Recently compiled data from the U.S. Bureau of Economic Analysis shows Wisconsin’s outdoor recreation industry contributed a record $8.7 billion to the state’s gross domestic product in 2021.

The industry grew more than three times faster than the state’s overall economy.

“There was such a demand for anything outdoors. A lot of stores literally sold out. There were empty bike shops all over the world,” said Andrew Teichmiller. He is the owner of Chequamegon Adventure Company in Minocqua which will be going into its 25th summer in 2023.

The shop sells and rents a range of outdoor silent sports equipment including canoes, kayaks, and bicycles.

He says 2021 was a rollercoaster for people in his line of work.

“In a way that was great, but also in a way that negatively impacted quite a few retailers and suppliers,” said Teichmiller.

Between the high demand and lingering pandemic shutdowns, manufacturers were struggling to keep up with demand at times.

But despite the struggles, the outdoor industry boomed in Wisconsin growing by 14% last year, according to a report by the U.S. Bureau of Economic Analysis.

It’s impacted everything from manufacturers and retailers to restaurants and lodging.

“It truly was amazing how many people came up and how many people were in and out of our store,” said Teichmiller.

While the outdoor industry has mostly righted itself in terms of supply and demand, lingering issues still remain.

It’s one of the reasons Teichmiller decided to temporarily closed the Chequamegon Adventure Company until spring. It’s the second winter in a row he’s done this.

“The fat bikes that we sell quite a few of, that production has really been interrupted a lot,” said Teichmiller.

Last winter he didn’t get his fat tire bike order until March and he sold his stock of them this year by the end of October. He’s not expecting a restock until February or March.

“My store is very small. During the wintertime, I’m the only employee so I just decided it will best if I shut down and went and enjoyed myself,” said Teichmiller.

While he’s hopeful the supply chain will smooth back out, one of Teichmiller’s biggest concerns looking forward is one shared with just about every industry: finding enough workers.

Teichmiller says he was grateful for the patient and understanding customers that came through his doors the last couple of years.

“I hope that continues and I hope it goes into other industries, like the restaurant industry especially,” said Teichmiller. “Where people can relax a little bit more, understand the situation that’s going on with employees and everybody being short-staffed. Just enjoying the Northwoods for what it is which is just an incredible place that we get to live, work, play, and vacation in.”
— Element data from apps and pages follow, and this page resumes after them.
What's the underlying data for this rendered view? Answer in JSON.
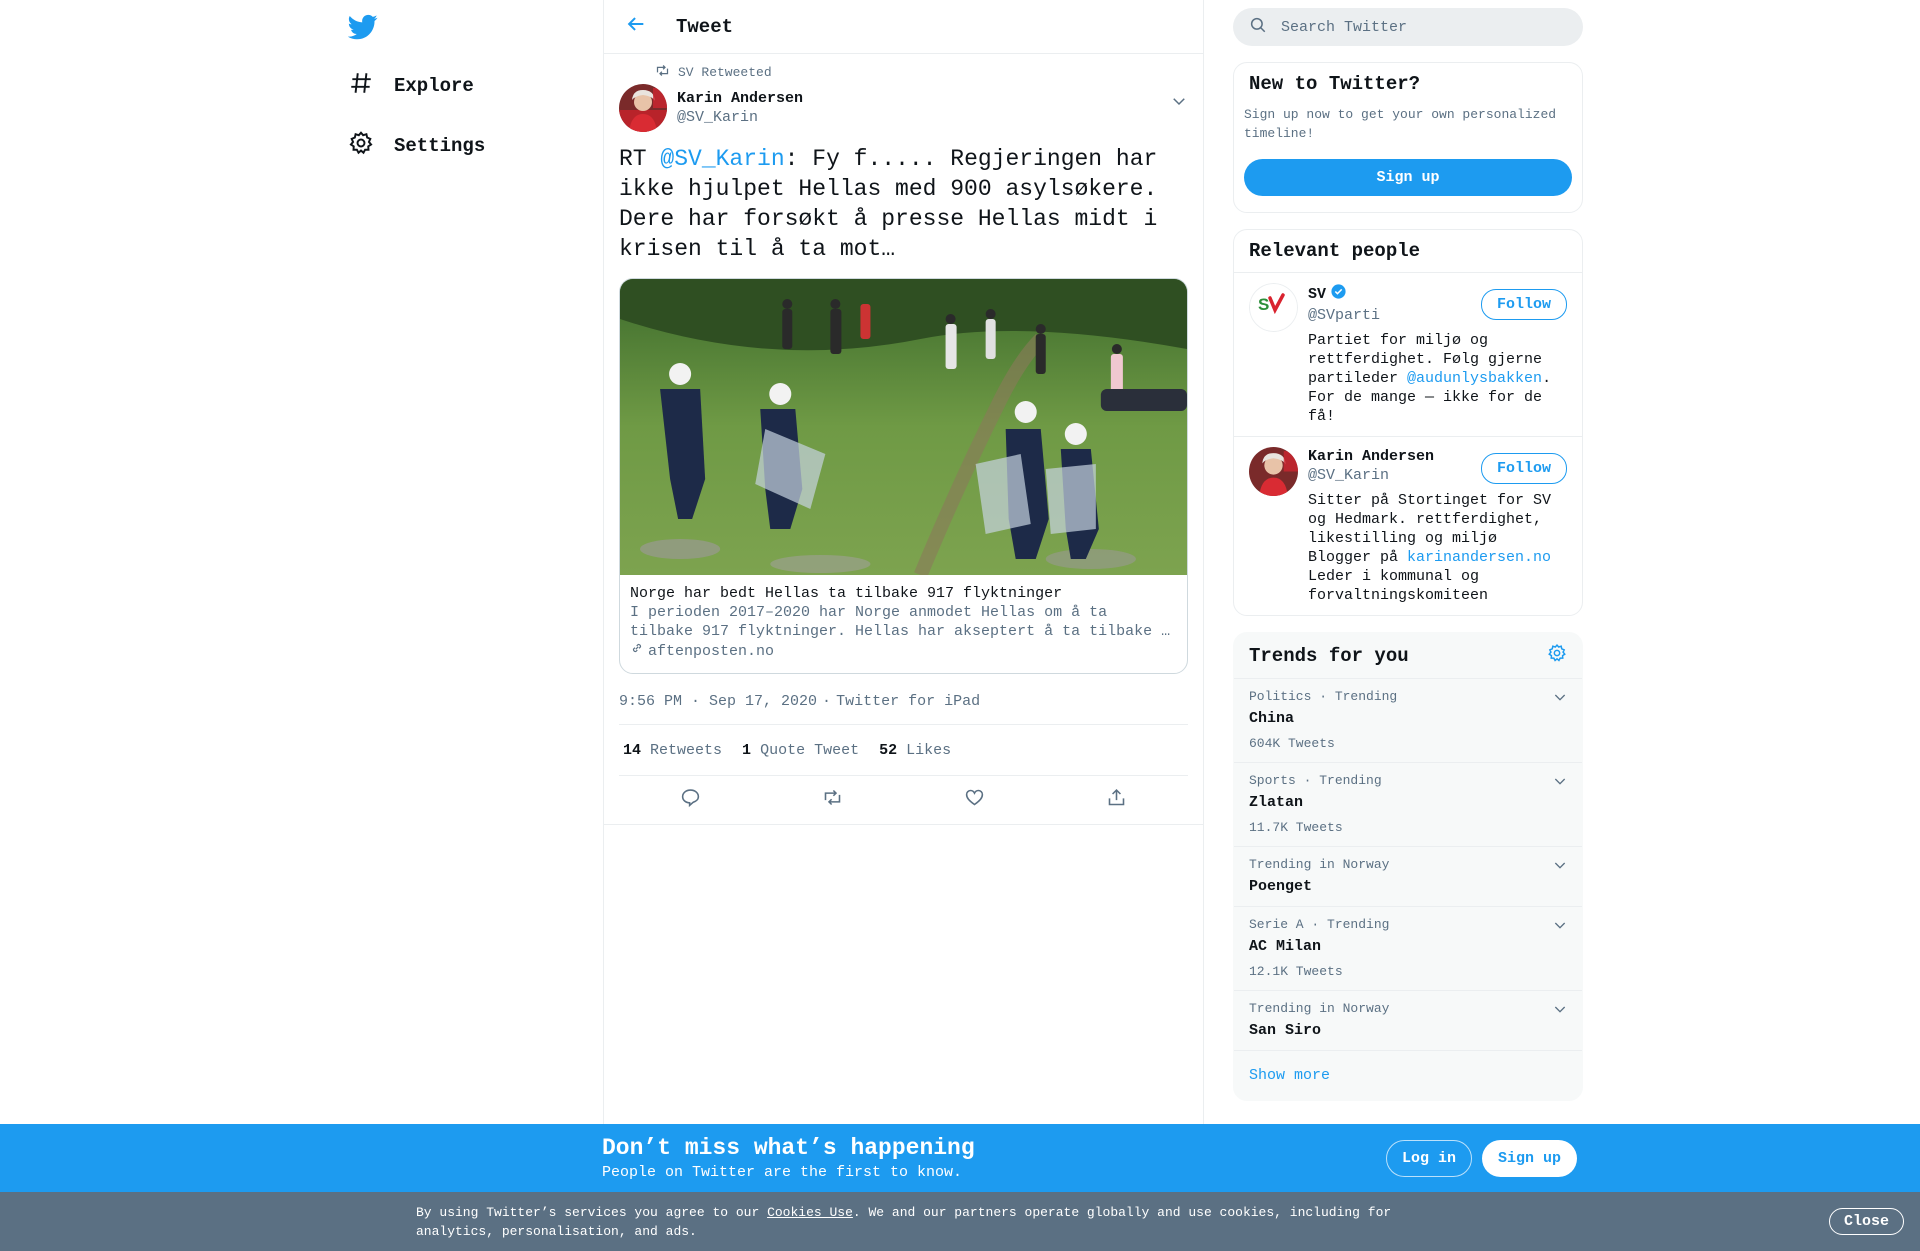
{
  "nav": {
    "logo": "twitter-bird-icon",
    "items": [
      {
        "label": "Explore",
        "icon": "hashtag-icon"
      },
      {
        "label": "Settings",
        "icon": "gear-icon"
      }
    ]
  },
  "header": {
    "title": "Tweet"
  },
  "tweet": {
    "retweeted_by": "SV Retweeted",
    "author_name": "Karin Andersen",
    "author_handle": "@SV_Karin",
    "text_prefix": "RT ",
    "text_mention": "@SV_Karin",
    "text_body": ": Fy f..... Regjeringen har ikke hjulpet Hellas med 900 asylsøkere. Dere har forsøkt å presse Hellas midt i krisen til å ta mot…",
    "card": {
      "title": "Norge har bedt Hellas ta tilbake 917 flyktninger",
      "description": "I perioden 2017–2020 har Norge anmodet Hellas om å ta tilbake 917 flyktninger. Hellas har akseptert å ta tilbake …",
      "domain": "aftenposten.no"
    },
    "time": "9:56 PM · Sep 17, 2020",
    "separator": "·",
    "source": "Twitter for iPad",
    "stats": [
      {
        "num": "14",
        "label": "Retweets"
      },
      {
        "num": "1",
        "label": "Quote Tweet"
      },
      {
        "num": "52",
        "label": "Likes"
      }
    ]
  },
  "search": {
    "placeholder": "Search Twitter"
  },
  "new_to_twitter": {
    "title": "New to Twitter?",
    "subtitle": "Sign up now to get your own personalized timeline!",
    "button": "Sign up"
  },
  "relevant": {
    "title": "Relevant people",
    "people": [
      {
        "name": "SV",
        "handle": "@SVparti",
        "follow": "Follow",
        "bio_1": "Partiet for miljø og rettferdighet. Følg gjerne partileder ",
        "bio_link": "@audunlysbakken",
        "bio_2": ". For de mange — ikke for de få!"
      },
      {
        "name": "Karin Andersen",
        "handle": "@SV_Karin",
        "follow": "Follow",
        "bio_1": "Sitter på Stortinget for SV og Hedmark. rettferdighet, likestilling og miljø Blogger på ",
        "bio_link": "karinandersen.no",
        "bio_2": " Leder i kommunal og forvaltningskomiteen"
      }
    ]
  },
  "trends": {
    "title": "Trends for you",
    "items": [
      {
        "context": "Politics · Trending",
        "name": "China",
        "count": "604K Tweets"
      },
      {
        "context": "Sports · Trending",
        "name": "Zlatan",
        "count": "11.7K Tweets"
      },
      {
        "context": "Trending in Norway",
        "name": "Poenget",
        "count": ""
      },
      {
        "context": "Serie A · Trending",
        "name": "AC Milan",
        "count": "12.1K Tweets"
      },
      {
        "context": "Trending in Norway",
        "name": "San Siro",
        "count": ""
      }
    ],
    "show_more": "Show more"
  },
  "promo": {
    "title": "Don’t miss what’s happening",
    "subtitle": "People on Twitter are the first to know.",
    "login": "Log in",
    "signup": "Sign up"
  },
  "cookie": {
    "text_1": "By using Twitter’s services you agree to our ",
    "link": "Cookies Use",
    "text_2": ". We and our partners operate globally and use cookies, including for analytics, personalisation, and ads.",
    "close": "Close"
  },
  "colors": {
    "accent": "#1d9bf0",
    "muted": "#5b7083",
    "cookie_bg": "#5b7083",
    "verified": "#1d9bf0"
  }
}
The report says Wisconsin’s outdoor industry provides nearly 90,000 jobs.